---- Supplied information

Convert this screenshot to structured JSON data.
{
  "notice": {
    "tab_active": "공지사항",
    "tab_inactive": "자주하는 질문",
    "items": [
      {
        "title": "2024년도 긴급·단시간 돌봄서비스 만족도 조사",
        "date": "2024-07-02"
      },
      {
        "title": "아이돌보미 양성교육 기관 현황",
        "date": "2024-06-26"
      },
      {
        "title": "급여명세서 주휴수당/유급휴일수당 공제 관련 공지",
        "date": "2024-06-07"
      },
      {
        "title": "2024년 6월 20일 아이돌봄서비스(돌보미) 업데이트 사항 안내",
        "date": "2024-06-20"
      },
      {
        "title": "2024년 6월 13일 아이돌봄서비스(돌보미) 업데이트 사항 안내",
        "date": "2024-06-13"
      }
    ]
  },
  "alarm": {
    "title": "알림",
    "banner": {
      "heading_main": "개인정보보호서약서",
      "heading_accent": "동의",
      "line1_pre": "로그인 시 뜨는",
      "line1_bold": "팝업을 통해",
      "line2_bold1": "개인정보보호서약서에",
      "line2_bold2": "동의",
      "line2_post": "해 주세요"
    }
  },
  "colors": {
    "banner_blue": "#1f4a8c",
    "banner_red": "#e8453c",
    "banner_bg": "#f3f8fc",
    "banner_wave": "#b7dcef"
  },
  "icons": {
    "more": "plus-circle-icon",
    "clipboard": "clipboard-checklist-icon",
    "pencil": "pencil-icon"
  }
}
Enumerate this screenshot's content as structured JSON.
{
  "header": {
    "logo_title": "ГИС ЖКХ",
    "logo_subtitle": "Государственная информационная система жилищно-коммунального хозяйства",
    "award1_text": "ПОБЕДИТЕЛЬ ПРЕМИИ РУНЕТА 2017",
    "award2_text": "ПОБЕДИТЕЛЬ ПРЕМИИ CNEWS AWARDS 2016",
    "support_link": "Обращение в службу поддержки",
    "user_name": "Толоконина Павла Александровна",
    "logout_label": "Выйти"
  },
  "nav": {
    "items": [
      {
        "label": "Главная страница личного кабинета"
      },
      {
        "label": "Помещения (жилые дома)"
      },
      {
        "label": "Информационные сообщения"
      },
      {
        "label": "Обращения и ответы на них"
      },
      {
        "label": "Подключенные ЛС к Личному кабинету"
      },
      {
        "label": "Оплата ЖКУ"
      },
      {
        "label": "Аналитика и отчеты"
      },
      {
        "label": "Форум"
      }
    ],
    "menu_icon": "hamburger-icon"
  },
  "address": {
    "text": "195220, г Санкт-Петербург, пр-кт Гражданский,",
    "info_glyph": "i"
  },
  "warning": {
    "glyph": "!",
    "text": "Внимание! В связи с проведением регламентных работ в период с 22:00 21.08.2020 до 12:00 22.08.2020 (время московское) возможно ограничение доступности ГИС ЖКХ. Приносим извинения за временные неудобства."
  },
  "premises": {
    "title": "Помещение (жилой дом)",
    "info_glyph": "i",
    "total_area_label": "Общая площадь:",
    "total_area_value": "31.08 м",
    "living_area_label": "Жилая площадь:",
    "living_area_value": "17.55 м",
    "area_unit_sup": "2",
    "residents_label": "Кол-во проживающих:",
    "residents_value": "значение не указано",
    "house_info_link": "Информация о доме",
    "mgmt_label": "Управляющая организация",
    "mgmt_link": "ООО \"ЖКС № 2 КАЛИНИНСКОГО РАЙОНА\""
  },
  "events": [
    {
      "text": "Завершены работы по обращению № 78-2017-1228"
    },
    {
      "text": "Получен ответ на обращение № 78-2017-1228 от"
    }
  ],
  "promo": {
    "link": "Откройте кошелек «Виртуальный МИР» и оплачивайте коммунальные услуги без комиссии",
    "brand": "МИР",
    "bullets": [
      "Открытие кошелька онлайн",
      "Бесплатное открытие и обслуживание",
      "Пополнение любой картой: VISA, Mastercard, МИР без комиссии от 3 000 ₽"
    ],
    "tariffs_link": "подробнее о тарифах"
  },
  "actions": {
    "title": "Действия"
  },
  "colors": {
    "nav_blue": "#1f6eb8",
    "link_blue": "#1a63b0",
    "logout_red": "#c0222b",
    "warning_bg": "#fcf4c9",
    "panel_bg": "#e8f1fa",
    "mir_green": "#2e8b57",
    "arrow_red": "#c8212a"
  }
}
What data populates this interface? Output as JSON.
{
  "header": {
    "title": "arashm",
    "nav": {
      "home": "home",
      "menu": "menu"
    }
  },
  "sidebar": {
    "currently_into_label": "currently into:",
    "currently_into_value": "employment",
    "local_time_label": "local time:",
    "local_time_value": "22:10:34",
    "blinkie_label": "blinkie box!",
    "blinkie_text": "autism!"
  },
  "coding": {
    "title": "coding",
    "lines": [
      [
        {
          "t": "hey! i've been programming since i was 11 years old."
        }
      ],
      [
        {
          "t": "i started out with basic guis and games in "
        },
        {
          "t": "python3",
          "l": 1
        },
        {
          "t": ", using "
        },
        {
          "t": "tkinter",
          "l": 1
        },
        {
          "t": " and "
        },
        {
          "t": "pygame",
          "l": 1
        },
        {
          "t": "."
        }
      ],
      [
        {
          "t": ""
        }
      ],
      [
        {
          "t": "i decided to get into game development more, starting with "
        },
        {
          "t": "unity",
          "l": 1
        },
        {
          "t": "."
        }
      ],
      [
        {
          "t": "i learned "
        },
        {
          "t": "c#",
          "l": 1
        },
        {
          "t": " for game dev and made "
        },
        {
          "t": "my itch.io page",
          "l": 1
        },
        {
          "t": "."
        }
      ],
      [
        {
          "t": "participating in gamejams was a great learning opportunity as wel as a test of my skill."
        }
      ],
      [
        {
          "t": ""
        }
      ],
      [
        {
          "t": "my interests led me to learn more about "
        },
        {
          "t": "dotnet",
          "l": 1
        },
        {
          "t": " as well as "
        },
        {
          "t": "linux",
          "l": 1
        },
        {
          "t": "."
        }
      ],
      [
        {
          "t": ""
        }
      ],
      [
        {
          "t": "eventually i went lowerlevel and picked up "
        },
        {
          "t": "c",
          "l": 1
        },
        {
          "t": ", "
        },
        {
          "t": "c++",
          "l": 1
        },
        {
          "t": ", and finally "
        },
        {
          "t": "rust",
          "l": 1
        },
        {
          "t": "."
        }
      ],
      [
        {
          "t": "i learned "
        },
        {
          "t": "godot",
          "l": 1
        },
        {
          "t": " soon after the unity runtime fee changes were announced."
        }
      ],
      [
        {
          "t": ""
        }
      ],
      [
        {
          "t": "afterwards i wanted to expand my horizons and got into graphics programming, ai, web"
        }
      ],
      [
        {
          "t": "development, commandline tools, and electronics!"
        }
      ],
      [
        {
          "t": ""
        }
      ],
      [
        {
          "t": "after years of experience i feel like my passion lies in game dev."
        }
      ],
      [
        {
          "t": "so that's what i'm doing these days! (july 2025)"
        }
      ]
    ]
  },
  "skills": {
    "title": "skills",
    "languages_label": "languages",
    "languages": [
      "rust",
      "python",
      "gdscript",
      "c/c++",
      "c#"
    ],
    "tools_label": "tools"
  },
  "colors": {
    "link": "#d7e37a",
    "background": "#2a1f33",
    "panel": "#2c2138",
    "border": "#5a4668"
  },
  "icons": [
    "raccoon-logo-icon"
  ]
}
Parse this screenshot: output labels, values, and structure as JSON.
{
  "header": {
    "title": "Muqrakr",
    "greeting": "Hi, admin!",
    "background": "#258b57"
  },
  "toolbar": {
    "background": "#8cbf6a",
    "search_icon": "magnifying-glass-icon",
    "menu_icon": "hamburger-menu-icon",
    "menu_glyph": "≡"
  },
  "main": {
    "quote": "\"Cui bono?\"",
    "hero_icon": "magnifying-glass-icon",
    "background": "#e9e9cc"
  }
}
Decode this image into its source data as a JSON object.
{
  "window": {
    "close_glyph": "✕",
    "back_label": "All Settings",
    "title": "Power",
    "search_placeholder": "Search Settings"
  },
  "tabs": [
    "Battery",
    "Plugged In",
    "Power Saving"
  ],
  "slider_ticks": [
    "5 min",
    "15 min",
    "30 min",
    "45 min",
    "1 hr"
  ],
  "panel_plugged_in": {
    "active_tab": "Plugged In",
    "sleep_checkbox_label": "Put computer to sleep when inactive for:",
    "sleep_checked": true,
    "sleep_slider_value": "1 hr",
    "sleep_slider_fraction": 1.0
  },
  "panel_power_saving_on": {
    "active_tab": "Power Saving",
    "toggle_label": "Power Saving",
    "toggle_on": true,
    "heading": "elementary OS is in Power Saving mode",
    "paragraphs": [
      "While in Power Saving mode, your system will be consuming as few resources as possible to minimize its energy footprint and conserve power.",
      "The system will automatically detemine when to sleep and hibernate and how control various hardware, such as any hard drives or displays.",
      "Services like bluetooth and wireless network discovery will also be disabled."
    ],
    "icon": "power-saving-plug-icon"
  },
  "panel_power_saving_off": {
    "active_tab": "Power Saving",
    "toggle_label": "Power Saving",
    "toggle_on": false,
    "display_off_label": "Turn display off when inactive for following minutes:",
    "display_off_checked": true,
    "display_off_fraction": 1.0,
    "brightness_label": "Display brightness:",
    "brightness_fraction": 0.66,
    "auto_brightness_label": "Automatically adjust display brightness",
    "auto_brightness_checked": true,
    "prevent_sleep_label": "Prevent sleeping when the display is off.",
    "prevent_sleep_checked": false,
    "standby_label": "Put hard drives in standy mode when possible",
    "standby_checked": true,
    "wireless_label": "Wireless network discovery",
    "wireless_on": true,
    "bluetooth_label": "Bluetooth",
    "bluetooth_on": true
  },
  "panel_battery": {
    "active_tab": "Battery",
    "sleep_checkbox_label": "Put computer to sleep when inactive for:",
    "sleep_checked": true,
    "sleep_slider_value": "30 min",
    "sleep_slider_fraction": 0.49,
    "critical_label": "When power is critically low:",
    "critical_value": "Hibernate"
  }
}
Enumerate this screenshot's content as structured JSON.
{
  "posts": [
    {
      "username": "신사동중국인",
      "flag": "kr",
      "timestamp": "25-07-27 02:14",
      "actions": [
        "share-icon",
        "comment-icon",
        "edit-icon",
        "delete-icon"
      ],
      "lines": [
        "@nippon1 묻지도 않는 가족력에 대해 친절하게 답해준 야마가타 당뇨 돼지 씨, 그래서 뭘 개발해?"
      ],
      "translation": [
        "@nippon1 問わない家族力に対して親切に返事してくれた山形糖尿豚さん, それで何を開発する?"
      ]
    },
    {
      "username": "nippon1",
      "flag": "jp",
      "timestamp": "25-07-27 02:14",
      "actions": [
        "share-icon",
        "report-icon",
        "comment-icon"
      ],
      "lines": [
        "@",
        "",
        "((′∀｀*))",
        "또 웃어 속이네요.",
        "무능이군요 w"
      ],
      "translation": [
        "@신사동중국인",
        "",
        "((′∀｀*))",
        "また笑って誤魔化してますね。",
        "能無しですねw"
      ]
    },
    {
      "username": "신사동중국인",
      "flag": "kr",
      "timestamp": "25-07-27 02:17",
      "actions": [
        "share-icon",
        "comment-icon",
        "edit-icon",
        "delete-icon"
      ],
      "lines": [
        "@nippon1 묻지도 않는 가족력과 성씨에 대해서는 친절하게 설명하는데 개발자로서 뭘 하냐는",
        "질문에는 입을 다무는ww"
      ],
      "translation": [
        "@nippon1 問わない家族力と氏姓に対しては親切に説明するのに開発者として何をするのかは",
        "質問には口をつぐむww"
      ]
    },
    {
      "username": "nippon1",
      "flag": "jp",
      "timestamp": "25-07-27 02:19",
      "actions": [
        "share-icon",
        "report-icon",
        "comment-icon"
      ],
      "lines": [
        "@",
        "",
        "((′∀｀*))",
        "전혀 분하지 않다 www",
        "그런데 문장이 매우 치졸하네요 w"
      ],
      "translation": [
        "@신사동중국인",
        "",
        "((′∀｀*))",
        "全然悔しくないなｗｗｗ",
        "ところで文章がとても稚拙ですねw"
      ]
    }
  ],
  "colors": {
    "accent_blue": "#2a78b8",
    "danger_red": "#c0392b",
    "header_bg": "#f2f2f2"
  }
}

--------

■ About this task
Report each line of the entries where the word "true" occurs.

■ Solved problem
    "sleep_checked": true,
    "toggle_on": true,
    "display_off_checked": true,
    "auto_brightness_checked": true,
    "standby_checked": true,
    "wireless_on": true,
    "bluetooth_on": true
    "sleep_checked": true,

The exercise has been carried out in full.